Reade Pickert
BloombergFebruary 3, 2023

A gauge of US services snapped back in January after an end-of-2022 slump, suggesting a consumer demand resurgence that leans against concerns of an imminent economic slowdown.

The Institute for Supply Management’s non-manufacturing index rose 6 points to 55.2 in the largest monthly advance since mid-2020, data showed Friday. Readings above 50 signal growth and the January figure topped all estimates in a Bloomberg survey of economists.

The group’s gauge of new orders surged more than 15 points and a measure of business activity strengthened. Both indexes stand at 60.4, with the orders gauge matching the highest level since the start of 2022. Business activity, which parallels the ISM factory production gauge, jumped to the second-highest reading in a year.

The figures show the pullback in consumer activity at the end of last year was likely more of a hiccup than the start of a sustained retrenchment in household demand. When paired with a shockingly strong January jobs report, the data indicate the labor market, cooler inflation and rising wages continue to support consumption, at least for now.

The report also showed a rebound in demand abroad, likely a reflection of China reopening its economy after three years of strict Covid-19 restrictions on activity.

Risks remain, however. Households are leaning more on credit cards and savings, and a host of companies – notably in technology, finance, and housing – have announced thousands of layoffs in recent months. Many economists forecast the US to fall into recession this year.

The report also showed a gauge of prices paid by service providers for inputs fell to a two-year low. Still, at 67.8, the measure indicates costs are increasing.

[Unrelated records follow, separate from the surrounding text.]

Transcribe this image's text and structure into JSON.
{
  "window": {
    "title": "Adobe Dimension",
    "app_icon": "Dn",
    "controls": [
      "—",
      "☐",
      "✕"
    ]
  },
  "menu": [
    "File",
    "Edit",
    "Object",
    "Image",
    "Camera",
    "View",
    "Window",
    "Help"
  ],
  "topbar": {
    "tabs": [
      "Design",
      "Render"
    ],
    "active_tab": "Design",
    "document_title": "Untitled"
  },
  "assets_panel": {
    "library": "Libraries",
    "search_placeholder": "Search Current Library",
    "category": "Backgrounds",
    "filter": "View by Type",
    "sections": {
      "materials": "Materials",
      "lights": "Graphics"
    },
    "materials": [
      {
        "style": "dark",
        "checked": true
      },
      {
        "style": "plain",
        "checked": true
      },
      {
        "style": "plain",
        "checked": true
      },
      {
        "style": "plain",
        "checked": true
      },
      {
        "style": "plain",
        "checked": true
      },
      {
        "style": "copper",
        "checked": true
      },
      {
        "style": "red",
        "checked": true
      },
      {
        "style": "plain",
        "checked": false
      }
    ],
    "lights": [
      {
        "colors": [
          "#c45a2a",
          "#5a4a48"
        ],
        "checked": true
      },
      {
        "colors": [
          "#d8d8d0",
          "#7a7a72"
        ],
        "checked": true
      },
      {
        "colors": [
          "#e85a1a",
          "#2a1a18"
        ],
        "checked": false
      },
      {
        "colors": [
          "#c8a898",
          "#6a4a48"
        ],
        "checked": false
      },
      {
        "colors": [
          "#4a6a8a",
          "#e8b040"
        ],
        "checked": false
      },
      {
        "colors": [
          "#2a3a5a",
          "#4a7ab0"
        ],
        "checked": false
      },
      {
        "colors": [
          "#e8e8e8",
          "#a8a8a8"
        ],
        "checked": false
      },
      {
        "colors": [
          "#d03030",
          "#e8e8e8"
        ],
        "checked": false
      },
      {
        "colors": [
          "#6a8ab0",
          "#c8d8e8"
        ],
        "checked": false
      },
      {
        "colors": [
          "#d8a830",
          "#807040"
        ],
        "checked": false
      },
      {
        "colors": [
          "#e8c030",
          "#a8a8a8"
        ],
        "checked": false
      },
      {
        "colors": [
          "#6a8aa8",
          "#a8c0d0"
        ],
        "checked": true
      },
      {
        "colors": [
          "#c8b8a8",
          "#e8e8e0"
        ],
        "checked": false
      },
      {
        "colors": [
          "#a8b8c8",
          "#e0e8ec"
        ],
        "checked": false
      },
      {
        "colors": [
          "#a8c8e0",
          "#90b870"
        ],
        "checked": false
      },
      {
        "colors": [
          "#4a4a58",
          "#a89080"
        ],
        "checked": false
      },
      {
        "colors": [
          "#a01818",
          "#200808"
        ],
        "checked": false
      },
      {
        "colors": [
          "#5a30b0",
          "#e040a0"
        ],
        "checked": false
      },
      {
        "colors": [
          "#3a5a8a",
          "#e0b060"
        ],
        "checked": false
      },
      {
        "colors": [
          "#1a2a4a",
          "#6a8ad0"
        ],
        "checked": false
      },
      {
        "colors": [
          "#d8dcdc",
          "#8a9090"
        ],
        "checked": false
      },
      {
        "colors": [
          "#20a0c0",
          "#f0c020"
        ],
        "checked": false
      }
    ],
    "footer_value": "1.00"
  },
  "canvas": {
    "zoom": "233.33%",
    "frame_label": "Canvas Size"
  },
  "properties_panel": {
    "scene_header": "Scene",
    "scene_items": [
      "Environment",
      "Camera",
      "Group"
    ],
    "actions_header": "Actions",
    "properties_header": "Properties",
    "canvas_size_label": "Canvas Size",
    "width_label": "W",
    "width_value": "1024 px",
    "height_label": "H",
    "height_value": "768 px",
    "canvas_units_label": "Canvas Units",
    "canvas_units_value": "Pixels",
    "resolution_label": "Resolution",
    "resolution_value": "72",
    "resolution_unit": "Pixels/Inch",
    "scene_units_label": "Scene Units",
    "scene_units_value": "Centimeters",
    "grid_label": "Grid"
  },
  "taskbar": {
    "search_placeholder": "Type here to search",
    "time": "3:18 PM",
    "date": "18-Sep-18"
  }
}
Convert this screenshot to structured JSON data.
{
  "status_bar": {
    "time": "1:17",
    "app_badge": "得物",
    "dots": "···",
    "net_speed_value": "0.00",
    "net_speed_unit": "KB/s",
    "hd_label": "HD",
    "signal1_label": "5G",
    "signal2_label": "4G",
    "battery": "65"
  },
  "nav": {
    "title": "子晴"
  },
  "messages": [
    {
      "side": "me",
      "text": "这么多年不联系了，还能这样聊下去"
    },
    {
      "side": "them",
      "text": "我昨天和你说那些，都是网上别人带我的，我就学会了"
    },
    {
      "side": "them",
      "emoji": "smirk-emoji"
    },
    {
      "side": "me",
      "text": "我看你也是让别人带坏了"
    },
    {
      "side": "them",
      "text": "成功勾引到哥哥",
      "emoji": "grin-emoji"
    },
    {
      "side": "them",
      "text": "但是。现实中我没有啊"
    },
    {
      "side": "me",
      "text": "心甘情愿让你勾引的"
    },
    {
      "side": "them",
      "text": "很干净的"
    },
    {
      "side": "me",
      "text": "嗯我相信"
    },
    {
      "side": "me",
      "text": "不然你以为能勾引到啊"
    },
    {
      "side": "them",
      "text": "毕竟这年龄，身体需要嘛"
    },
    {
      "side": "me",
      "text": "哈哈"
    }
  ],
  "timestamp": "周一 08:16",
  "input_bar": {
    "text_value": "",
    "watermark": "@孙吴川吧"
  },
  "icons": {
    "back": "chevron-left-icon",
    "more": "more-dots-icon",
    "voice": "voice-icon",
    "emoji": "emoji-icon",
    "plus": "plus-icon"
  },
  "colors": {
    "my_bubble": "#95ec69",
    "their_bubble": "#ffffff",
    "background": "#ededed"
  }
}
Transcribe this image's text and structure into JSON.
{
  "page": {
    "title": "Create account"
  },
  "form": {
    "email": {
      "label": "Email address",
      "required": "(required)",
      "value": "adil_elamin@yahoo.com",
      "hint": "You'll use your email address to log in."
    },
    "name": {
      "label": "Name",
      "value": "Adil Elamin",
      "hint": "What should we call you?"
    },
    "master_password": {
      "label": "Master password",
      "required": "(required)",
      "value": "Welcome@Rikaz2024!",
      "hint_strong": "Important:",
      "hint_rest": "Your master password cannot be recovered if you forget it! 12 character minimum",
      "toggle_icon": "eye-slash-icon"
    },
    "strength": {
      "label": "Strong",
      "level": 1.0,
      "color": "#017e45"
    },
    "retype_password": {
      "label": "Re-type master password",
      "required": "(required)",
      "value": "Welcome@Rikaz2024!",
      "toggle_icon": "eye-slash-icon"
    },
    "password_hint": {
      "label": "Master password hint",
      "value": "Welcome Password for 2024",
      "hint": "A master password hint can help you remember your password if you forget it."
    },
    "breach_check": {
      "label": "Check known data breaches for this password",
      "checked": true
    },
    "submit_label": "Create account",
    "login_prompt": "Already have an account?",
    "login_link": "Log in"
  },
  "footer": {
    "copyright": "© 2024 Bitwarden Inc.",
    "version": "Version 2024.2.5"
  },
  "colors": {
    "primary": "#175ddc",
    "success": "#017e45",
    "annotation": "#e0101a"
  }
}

ISM’s employment index edged up to 50, suggesting little change to headcount. Conversely, government data earlier on Friday showed private service providers added nearly 400,000 workers to payrolls in the month. Across the economy, employment jumped more than half a million, while the unemployment rate declined to a 53-year low of 3.4%.